Posted: Sep 3, 2009 1:18 PM by Anastaiya Bolton
If you were looking for food at the Smith-Donovan estate, some geese and ducks that live there would seem like a good, easy dinner.
They've even been a proven success.
"We see a lot of coyotes out here," property owner Scott Donovan said. "We've had, last winter, all of our ducks and geese were eliminated."
But over the weekend, something was looking for a bigger meal.
"I was about to ride him and I saw the scratches on him," said 9 year-old Haley Smith, Donovan's step-daughter, who rides and takes care of Donovan, the horse.
She says she knows the difference between scratches Donovan got this weekend, and the injuries he received from other horses on the property.
"This cut up here was open. That's [the] one we put the most medicine on," Haley said pointing at a large scratch. "He has kick marks here because the other horses don't like him. Something tried to eat him."
Donovan was grazing alone one night, when something tried to pull a fast one.
"It looks like he got clawed down like this, you can see a nice little claw there, deep scratches here," Donovan said. "Looks like he was either scratched or bitten down around the middle of his hind leg. Looks like it came at him from this angle, whatever it was. I'm not quite sure what it was. It looks like a mountain lion."
No one in the family has seen the animal that attacked the horse.

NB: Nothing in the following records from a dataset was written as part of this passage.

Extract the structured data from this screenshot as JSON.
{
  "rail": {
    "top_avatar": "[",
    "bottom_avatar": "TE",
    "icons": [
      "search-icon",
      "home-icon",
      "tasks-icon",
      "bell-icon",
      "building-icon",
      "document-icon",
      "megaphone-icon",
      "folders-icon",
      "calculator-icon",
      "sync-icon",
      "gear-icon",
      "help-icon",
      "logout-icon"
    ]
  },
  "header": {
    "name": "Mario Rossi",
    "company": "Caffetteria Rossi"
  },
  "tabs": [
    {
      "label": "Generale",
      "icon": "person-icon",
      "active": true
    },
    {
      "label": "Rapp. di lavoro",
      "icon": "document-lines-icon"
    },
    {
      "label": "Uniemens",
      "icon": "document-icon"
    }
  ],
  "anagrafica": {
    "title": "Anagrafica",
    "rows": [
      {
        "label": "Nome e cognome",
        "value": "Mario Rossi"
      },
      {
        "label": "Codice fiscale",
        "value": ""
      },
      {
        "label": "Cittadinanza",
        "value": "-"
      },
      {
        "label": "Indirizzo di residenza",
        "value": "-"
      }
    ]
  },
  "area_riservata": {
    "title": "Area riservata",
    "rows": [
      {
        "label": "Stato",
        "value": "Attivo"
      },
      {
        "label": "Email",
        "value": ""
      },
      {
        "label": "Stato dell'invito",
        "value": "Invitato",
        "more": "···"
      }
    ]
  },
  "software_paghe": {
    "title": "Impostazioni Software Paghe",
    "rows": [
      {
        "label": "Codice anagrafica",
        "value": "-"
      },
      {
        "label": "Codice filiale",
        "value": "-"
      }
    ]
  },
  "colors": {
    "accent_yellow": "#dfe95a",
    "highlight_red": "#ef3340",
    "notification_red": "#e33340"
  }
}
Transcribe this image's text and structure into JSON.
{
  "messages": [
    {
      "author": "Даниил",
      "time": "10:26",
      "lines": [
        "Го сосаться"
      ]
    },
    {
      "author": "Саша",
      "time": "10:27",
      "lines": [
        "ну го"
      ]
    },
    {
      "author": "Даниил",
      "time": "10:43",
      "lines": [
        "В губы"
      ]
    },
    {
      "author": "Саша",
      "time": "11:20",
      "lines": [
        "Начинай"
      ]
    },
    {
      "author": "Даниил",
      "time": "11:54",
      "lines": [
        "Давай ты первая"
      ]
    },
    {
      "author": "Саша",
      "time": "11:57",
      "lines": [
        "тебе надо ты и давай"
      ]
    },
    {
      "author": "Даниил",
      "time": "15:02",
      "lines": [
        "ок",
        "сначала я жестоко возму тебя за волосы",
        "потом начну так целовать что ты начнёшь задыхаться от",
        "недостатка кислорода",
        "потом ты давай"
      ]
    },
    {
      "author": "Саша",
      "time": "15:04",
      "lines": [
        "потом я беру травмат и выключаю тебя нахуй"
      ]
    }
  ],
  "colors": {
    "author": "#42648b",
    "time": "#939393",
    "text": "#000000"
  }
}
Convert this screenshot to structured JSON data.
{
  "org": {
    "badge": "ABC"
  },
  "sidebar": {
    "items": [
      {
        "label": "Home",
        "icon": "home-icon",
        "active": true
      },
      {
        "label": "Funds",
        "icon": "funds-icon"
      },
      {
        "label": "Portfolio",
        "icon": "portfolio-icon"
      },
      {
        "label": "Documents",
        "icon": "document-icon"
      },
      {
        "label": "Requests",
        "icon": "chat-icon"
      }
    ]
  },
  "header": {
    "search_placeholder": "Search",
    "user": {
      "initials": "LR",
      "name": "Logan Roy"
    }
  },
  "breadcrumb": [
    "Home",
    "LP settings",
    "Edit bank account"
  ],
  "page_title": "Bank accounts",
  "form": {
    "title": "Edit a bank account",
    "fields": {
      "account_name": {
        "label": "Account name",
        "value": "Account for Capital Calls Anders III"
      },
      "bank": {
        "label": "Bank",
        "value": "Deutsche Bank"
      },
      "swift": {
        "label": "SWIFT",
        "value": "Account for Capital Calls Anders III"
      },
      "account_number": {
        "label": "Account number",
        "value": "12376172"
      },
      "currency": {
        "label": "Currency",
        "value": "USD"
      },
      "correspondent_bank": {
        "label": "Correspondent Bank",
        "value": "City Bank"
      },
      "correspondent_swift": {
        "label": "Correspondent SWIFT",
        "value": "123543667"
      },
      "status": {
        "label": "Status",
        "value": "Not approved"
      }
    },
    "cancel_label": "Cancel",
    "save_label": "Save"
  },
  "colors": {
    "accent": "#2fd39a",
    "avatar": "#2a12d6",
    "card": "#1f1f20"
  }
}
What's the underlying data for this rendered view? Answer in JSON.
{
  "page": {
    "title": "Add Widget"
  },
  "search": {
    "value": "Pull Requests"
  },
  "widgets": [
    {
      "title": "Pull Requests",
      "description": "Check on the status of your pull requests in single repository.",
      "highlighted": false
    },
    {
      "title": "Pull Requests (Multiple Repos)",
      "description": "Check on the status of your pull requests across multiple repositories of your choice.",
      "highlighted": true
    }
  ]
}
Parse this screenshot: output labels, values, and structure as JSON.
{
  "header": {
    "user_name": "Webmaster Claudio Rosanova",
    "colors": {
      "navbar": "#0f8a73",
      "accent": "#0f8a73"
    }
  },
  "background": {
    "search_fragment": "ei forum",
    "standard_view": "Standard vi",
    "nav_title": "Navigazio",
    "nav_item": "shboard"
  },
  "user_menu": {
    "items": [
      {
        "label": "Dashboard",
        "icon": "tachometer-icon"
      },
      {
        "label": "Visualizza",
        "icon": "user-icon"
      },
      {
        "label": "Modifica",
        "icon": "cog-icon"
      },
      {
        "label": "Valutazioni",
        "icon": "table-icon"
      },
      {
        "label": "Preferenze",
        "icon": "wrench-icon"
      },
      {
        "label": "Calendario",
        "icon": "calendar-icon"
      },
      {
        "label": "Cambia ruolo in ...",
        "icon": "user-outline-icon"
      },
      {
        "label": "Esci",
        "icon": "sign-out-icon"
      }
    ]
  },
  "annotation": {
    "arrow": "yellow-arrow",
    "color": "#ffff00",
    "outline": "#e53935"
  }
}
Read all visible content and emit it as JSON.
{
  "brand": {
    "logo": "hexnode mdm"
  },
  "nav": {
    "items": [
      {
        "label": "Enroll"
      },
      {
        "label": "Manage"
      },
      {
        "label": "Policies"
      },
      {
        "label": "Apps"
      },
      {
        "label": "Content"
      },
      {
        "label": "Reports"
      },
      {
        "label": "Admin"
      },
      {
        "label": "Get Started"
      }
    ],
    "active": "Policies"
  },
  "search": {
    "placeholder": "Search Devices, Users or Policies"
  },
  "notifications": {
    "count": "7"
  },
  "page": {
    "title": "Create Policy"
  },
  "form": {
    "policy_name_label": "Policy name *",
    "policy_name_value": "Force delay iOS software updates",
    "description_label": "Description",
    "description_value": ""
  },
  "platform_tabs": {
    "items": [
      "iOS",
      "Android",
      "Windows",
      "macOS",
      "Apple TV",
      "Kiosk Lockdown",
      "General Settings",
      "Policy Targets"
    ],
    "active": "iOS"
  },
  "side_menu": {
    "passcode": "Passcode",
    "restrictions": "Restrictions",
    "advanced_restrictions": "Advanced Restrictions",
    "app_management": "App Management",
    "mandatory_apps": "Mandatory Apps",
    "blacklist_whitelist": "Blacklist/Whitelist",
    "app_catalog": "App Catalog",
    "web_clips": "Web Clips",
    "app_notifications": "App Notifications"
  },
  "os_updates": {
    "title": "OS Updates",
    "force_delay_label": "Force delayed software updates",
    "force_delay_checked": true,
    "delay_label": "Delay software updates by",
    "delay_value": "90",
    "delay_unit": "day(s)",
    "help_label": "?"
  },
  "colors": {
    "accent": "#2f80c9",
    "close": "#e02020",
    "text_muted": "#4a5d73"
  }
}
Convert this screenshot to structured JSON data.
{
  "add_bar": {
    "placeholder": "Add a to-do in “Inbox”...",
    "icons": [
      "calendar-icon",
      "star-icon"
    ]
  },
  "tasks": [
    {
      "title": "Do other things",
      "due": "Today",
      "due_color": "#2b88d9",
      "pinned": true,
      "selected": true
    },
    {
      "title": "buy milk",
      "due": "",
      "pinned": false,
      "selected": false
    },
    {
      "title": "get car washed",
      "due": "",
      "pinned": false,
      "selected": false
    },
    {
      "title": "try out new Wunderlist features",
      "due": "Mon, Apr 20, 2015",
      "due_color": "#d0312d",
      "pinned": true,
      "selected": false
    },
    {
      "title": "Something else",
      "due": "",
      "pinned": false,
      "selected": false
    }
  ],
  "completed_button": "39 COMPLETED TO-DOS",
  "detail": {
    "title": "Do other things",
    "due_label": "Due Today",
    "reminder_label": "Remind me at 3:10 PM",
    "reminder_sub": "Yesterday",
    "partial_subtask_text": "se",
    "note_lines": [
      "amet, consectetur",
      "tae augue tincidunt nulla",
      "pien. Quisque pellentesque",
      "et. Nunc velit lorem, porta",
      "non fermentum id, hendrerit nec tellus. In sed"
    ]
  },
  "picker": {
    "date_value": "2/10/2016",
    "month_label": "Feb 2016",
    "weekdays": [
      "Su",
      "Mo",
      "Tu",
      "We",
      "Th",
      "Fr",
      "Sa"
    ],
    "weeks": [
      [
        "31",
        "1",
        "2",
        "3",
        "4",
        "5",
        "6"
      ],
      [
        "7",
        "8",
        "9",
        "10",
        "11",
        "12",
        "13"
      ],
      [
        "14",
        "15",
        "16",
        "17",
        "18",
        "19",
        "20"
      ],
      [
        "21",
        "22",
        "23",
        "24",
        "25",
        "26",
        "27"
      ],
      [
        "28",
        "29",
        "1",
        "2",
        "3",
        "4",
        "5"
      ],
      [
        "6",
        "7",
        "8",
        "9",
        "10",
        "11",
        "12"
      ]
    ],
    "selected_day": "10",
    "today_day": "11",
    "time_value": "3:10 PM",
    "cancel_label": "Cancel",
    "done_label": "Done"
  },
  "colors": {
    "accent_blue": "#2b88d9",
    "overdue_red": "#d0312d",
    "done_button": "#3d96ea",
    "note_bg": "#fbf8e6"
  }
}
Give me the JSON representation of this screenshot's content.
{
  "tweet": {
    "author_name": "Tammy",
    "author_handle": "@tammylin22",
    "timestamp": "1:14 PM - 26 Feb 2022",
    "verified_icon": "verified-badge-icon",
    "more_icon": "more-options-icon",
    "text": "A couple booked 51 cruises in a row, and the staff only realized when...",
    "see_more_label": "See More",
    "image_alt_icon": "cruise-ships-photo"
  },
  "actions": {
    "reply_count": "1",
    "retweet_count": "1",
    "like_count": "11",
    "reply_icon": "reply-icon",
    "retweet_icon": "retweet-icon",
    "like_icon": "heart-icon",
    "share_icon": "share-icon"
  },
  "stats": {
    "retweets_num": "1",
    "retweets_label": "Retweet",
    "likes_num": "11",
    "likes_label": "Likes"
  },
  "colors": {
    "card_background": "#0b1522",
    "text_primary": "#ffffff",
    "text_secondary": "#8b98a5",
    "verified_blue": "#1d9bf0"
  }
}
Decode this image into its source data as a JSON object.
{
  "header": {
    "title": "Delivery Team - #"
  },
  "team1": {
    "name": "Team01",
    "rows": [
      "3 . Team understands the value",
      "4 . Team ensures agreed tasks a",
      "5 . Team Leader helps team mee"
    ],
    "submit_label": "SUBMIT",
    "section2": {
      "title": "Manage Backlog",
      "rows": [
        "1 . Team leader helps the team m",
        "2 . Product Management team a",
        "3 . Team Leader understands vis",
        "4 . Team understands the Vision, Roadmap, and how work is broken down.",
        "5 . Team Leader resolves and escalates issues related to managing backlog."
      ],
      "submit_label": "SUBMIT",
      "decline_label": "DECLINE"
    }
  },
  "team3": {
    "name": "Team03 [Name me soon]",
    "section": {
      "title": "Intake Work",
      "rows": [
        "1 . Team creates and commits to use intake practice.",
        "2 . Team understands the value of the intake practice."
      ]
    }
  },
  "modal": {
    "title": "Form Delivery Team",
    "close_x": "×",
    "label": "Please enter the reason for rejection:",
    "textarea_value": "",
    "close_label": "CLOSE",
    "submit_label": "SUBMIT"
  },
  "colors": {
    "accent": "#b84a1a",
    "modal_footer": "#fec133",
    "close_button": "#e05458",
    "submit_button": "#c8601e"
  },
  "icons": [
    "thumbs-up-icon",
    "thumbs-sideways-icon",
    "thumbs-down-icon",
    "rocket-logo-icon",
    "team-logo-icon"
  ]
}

They point not only to Donovan's injuries for proof, but also the print the accused aggressor left behind.
"There is no way a coyote would jump up and do that. They wouldn't even take on a horse. But I think if the situation was right for a mountain lion, the opportunity, I think it would do something like that," he said.
The Colorado Division of Wildlife is looking into the matter.
In the meantime, no one is playing out in the backyard at night, Haley and her 10 year-old sister Sierra included.
"Better safe than sorry," Donovan said.